This is the True Ground of poetry, of Imagination, and the birthplace of New Ways of Being. Science cannot get very far with climate change divorced from its partner, the Mature (not classroom) Imagination. And the more of us who make the transition from Consumer/Viewer to Active Imaginer the better. At the back of the role of Consumer/Viewer, sits the notion (personified, of course!) of the Individual, who Inhabits a Private Reality we call Human Subjectivity. We are now painfully aware that the Realities we inhabit are not only private. Whether we imagine ourselves as Rising Apes or Fallen Angels, those Images are shared, and the Realities they lead to are also shared.
In the Imagination, notions are Persons, ideas are Roles, and all can be modified and re-cooked (as the Temperature Rises) by the Images that emerge between the Rock and the Gum Tree. Climate change forces us into emergent forms of behaviour and the Great Dissonance heard in Copenhagen is none other than the Cognitive Dissonance between our environment and our ability to live in it. As the latest teaching theories suggest, Cognitive Dissonance is the beginning of New Ways of Knowing.

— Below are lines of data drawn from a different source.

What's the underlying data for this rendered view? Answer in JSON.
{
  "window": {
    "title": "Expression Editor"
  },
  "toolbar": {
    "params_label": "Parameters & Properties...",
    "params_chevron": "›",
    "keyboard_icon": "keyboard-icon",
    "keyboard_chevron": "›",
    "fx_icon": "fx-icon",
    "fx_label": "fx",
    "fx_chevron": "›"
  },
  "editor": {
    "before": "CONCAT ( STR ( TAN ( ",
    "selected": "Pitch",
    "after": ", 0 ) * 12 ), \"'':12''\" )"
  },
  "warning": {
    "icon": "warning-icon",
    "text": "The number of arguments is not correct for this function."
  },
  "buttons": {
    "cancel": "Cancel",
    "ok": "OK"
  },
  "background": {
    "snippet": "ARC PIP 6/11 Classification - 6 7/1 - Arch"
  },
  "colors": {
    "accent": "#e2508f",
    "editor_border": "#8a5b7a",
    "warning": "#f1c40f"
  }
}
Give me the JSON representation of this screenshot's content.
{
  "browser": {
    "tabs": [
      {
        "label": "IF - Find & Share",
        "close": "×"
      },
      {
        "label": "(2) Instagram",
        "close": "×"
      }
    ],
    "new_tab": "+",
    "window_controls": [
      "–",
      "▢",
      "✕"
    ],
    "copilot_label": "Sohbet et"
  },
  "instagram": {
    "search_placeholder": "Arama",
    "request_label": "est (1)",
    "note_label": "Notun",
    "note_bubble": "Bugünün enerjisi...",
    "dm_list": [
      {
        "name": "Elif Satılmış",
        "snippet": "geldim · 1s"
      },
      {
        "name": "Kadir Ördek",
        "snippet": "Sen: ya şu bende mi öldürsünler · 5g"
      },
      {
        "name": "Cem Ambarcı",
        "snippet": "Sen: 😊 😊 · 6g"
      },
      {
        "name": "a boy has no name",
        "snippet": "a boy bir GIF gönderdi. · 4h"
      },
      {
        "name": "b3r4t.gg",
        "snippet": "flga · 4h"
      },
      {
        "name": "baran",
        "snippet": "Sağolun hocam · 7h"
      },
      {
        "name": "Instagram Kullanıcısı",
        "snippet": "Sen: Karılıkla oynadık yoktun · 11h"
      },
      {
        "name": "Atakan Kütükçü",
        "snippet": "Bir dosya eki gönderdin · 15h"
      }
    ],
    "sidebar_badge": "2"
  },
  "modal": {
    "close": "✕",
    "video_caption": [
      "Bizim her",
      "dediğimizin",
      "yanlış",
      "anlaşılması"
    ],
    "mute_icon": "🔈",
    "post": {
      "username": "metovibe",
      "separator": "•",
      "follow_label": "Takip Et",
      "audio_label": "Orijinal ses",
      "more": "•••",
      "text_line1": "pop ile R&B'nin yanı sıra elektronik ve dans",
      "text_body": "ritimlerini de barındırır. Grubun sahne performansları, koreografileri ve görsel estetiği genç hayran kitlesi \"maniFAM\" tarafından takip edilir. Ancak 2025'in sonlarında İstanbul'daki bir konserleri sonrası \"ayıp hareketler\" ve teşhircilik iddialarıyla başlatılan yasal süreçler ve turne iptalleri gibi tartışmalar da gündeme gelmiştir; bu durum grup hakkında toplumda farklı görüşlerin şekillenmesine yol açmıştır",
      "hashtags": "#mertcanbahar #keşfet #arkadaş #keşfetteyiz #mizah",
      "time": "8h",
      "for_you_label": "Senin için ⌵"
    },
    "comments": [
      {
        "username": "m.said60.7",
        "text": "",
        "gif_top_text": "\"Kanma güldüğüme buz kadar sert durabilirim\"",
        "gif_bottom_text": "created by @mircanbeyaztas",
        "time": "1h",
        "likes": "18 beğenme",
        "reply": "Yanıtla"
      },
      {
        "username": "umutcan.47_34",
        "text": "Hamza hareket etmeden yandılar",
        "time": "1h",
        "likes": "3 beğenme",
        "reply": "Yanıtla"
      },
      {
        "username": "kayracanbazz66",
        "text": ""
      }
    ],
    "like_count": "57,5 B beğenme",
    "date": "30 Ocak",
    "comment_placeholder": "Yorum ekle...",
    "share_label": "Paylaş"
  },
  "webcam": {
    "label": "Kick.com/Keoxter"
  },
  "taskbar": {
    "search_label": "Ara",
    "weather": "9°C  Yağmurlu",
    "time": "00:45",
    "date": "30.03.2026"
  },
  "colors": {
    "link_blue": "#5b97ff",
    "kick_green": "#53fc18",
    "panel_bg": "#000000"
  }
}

These have always emerged from the gap between our situation, and our under-standing of it. While they have been guided and formed by all the resources an educated adult mind can muster, they still have only one source: the Image that comes out of the dark.